Marc Morris, a well–known historian of the Middle Ages, zoomed into two Y7 classes last week. Pupils had been using his work to decide whether another historian, Simon Schama, was correct to say that the Norman Conquest of 1066 “annihilated” one kind of England and set up another in its place. Having read sections of Morris’s The Norman Conquest, it was quite a thrill to hear from the man himself.
Year 7 Alex said: “It was really great to hear from someone whose job it is to write about this stuff – and whose opinions we can use in our writing.”
The Biggest Change in English History – or was it?
Pupils shared their thoughts on whether the invasion of the Normans would change England forever.
“I like that Mark Morris agrees with Simon Schama – the Norman Conquest was the biggest change in English History.” Ariella
“I learnt that at the time, they didn’t realise that there was such a big change going on. They got on with their lives but looking back, it was one of the biggest changes in English history.” Owen
But the class also discussed whether the amount of change was apparent at the time: “William was trying to look like an English King.
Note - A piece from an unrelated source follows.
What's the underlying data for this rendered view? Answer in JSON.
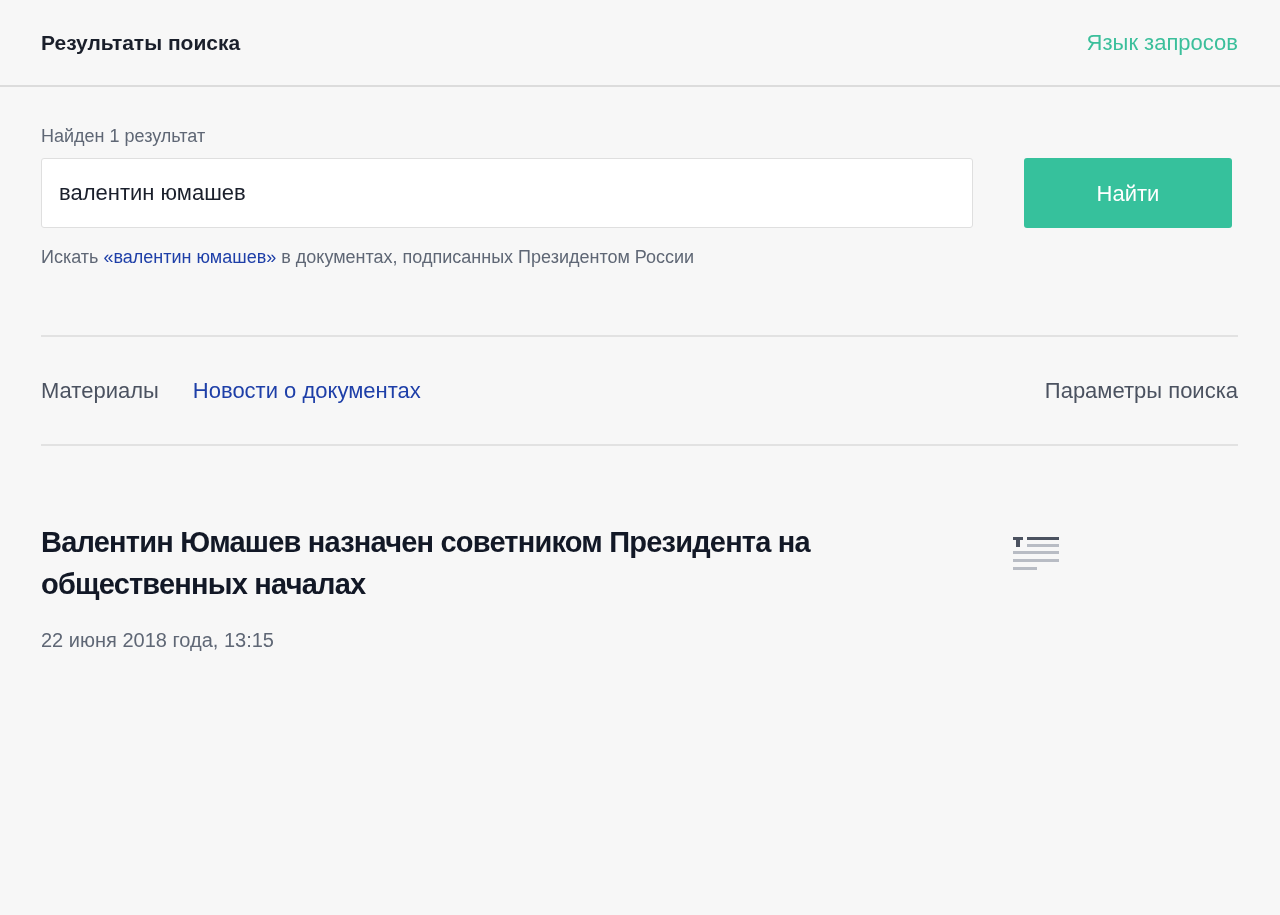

England had been invaded before so no one really thought the Norman conquest was going to last long.” Leo.
“I learnt how our language and the law changed, but there were also major continuities.” Skye
An Ancient Master of Change Management
Morris explained how William the Conqueror tried not to frighten off his new subjects. “Change was scary to the Anglo-Saxons, so the Normans made it seem that they had more continuity than change.” Kavalnain
“Change was disruptive, and the English were afraid of being manipulated.” Amaya